  37. Less Proprietary / More Open • Libraries demand more openness • Open source movement greatest challenge to current slate of ILS products • Demand for open access to data • API’s essential • Beyond proprietary APIs • Ideal: Industry-standard set of API’s implemented by all systems • Current NISO effort to define API for an ILS for decoupled catalogs

  38. Comprehensive automation • Need the ability to automation all aspects of library work • Suite of interoperable modules • Single point of management for each category of information • Not necessarily through a single monolithic system

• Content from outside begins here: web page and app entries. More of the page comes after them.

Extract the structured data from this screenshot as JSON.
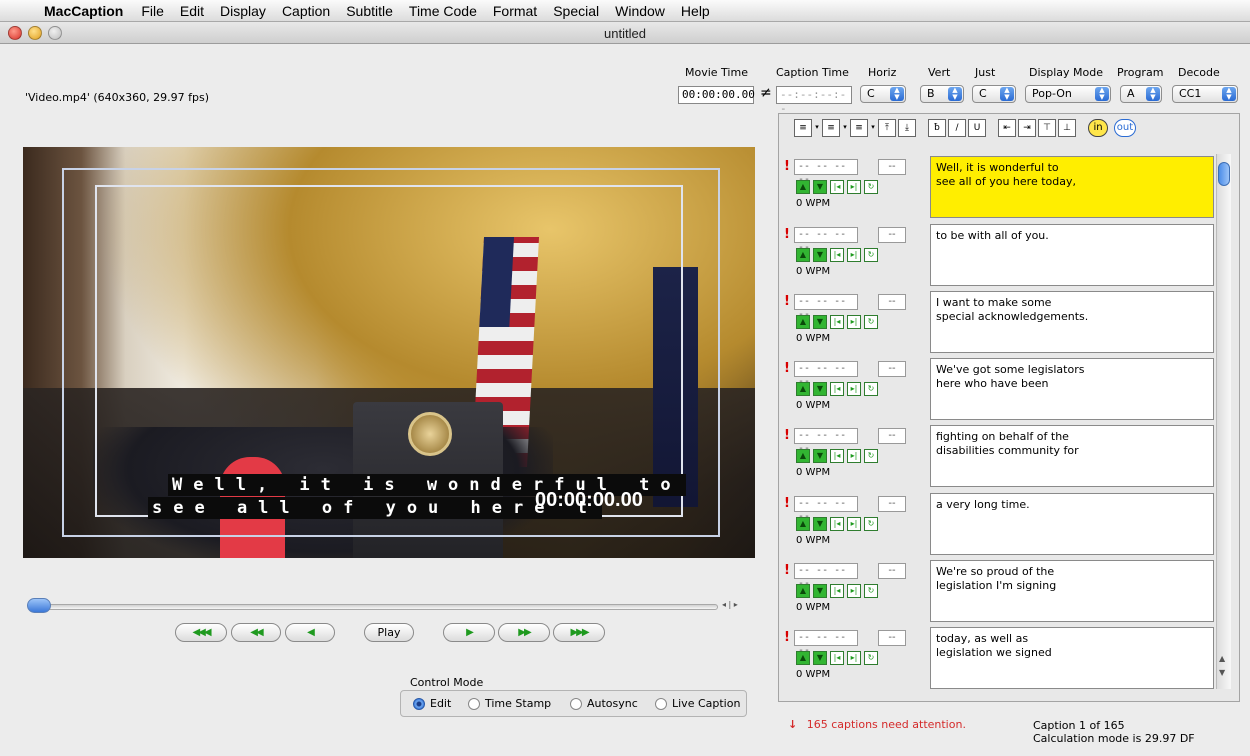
{
  "menubar": {
    "app_name": "MacCaption",
    "items": [
      "File",
      "Edit",
      "Display",
      "Caption",
      "Subtitle",
      "Time Code",
      "Format",
      "Special",
      "Window",
      "Help"
    ]
  },
  "window": {
    "title": "untitled"
  },
  "file_info": "'Video.mp4'  (640x360, 29.97 fps)",
  "controls": {
    "movie_time_label": "Movie Time",
    "movie_time_value": "00:00:00.00",
    "neq_symbol": "≠",
    "caption_time_label": "Caption Time",
    "caption_time_value": "--:--:--:--",
    "horiz_label": "Horiz",
    "horiz_value": "C",
    "vert_label": "Vert",
    "vert_value": "B",
    "just_label": "Just",
    "just_value": "C",
    "display_mode_label": "Display Mode",
    "display_mode_value": "Pop-On",
    "program_label": "Program",
    "program_value": "A",
    "decode_label": "Decode",
    "decode_value": "CC1"
  },
  "video": {
    "caption_line1": "Well, it is wonderful to",
    "caption_line2": "see all of you here t",
    "timecode_overlay": "00:00:00.00"
  },
  "transport": {
    "play_label": "Play",
    "rewind_fast": "◀◀◀",
    "rewind": "◀◀",
    "step_back": "◀",
    "step_fwd": "▶",
    "fwd": "▶▶",
    "fwd_fast": "▶▶▶"
  },
  "control_mode": {
    "label": "Control Mode",
    "options": [
      "Edit",
      "Time Stamp",
      "Autosync",
      "Live Caption"
    ],
    "selected": "Edit"
  },
  "caption_toolbar": {
    "in_label": "in",
    "out_label": "out"
  },
  "captions": [
    {
      "tc_in": "-- -- -- --",
      "dur": "--",
      "wpm": "0 WPM",
      "text": "Well, it is wonderful to\nsee all of you here today,",
      "selected": true
    },
    {
      "tc_in": "-- -- -- --",
      "dur": "--",
      "wpm": "0 WPM",
      "text": "to be with all of you."
    },
    {
      "tc_in": "-- -- -- --",
      "dur": "--",
      "wpm": "0 WPM",
      "text": "I want to make some\nspecial acknowledgements."
    },
    {
      "tc_in": "-- -- -- --",
      "dur": "--",
      "wpm": "0 WPM",
      "text": "We've got some legislators\nhere who have been"
    },
    {
      "tc_in": "-- -- -- --",
      "dur": "--",
      "wpm": "0 WPM",
      "text": "fighting on behalf of the\ndisabilities community for"
    },
    {
      "tc_in": "-- -- -- --",
      "dur": "--",
      "wpm": "0 WPM",
      "text": "a very long time."
    },
    {
      "tc_in": "-- -- -- --",
      "dur": "--",
      "wpm": "0 WPM",
      "text": "We're so proud of the\nlegislation I'm signing"
    },
    {
      "tc_in": "-- -- -- --",
      "dur": "--",
      "wpm": "0 WPM",
      "text": "today, as well as\nlegislation we signed"
    }
  ],
  "footer": {
    "attention_text": "165 captions need attention.",
    "caption_position": "Caption 1 of 165",
    "calc_mode": "Calculation mode is 29.97 DF"
  },
  "colors": {
    "selected_caption": "#ffee00",
    "warning": "#d80000",
    "accent_blue": "#2a6bd4",
    "transport_green": "#1f9a1f"
  }
}
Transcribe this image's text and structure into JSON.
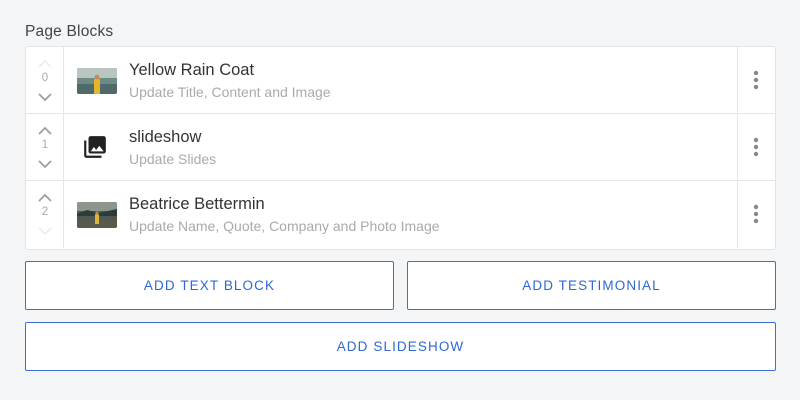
{
  "section_title": "Page Blocks",
  "blocks": [
    {
      "index": "0",
      "title": "Yellow Rain Coat",
      "subtitle": "Update Title, Content and Image",
      "icon": "image-thumbnail-icon",
      "up_enabled": false,
      "down_enabled": true
    },
    {
      "index": "1",
      "title": "slideshow",
      "subtitle": "Update Slides",
      "icon": "photo-library-icon",
      "up_enabled": true,
      "down_enabled": true
    },
    {
      "index": "2",
      "title": "Beatrice Bettermin",
      "subtitle": "Update Name, Quote, Company and Photo Image",
      "icon": "image-thumbnail-icon",
      "up_enabled": true,
      "down_enabled": false
    }
  ],
  "buttons": {
    "add_text_block": "ADD TEXT BLOCK",
    "add_testimonial": "ADD TESTIMONIAL",
    "add_slideshow": "ADD SLIDESHOW"
  },
  "colors": {
    "accent": "#2e68d4",
    "background": "#f4f5f7",
    "border": "#e1e3e6"
  }
}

  39. More lightweight approach • More elegant and efficient • Easier to install and administer • Automation systems that can be operated with fewer number of technical staff

  40. Redefining the borders • Many artificial distinctions prevail in today’s ILS model • Online catalog / library portal / institutional portal • Circulation / ILL / Direct consortial borrowing / remote storage • Collection Development / Acquisitions / budget administration • Library acquisitions / Institutional ERP • Cataloging / Metadata document ingestion for digital collections • Digital / Print workflows

  41. Separation of front-end from back-end • ILS OPAC not necessarily best library interface • Many efforts already underway to offer alternatives • Too many of the resources that belong in the interface are out of the ILS scope • Technology cycles faster for front-end than for back-end processes.

  42. Service-oriented Architecture • Work toward a service-oriented business application • Suite of light-weight applications • Flexibility to evolve in step with changes in library services and practices

  43. Enterprise interoperability • Interoperate with non-library applications • Course management • Accounting, finance, ERM applications • External authentication services • Other portal implementations

  44. Massively consolidated implementations • State/Province-wide ILS implementations • Increased reliance on consortia • Increased Software as a Service / ASP options hosted by vendors • Radical simplification of library policies affecting services offered to patrons

  45. The Global Enterprise • Leverage capabilities of search engines: Google, Google Scholar, Microsoft Live, Ask, etc • OCLC WorldCat • Sort out the relationships between the global enterprise and local systems

  46. Revise assumptions regarding Metadata • Reliance on MARC widely questioned • XML widely deployed • The next-gen ILS must natively support many flavors of metadata: MARC, Dublin Core, Onix, METS, etc • LCSH / FAST • Approaching a post-metadata where discovery systems operate on actual digital objects themselves, not metadata about them • High-quality metadata will always improve discovery • Incorporate content from mass digitization efforts • Increasing proportions of rich media content: audio, video

  47. New models of Software Development • Role of commercial partners • Break out of marketing / consumer model • Substantial dialog that shapes the direction of product development • Increased partnerships • Accelerated development cycles • Cost-effective / realistic cost expectations

  48. Evolution vs Revolution • What we have today is a result of 35 years of evolution • Is it possible to break free of the constraints of these evolved systems toward a new generation that will offer a fresh approach? • How much are we willing to let the ghosts of ILS past and present constrain the ILS of Times Yet to Come?

  49. Questions / Comments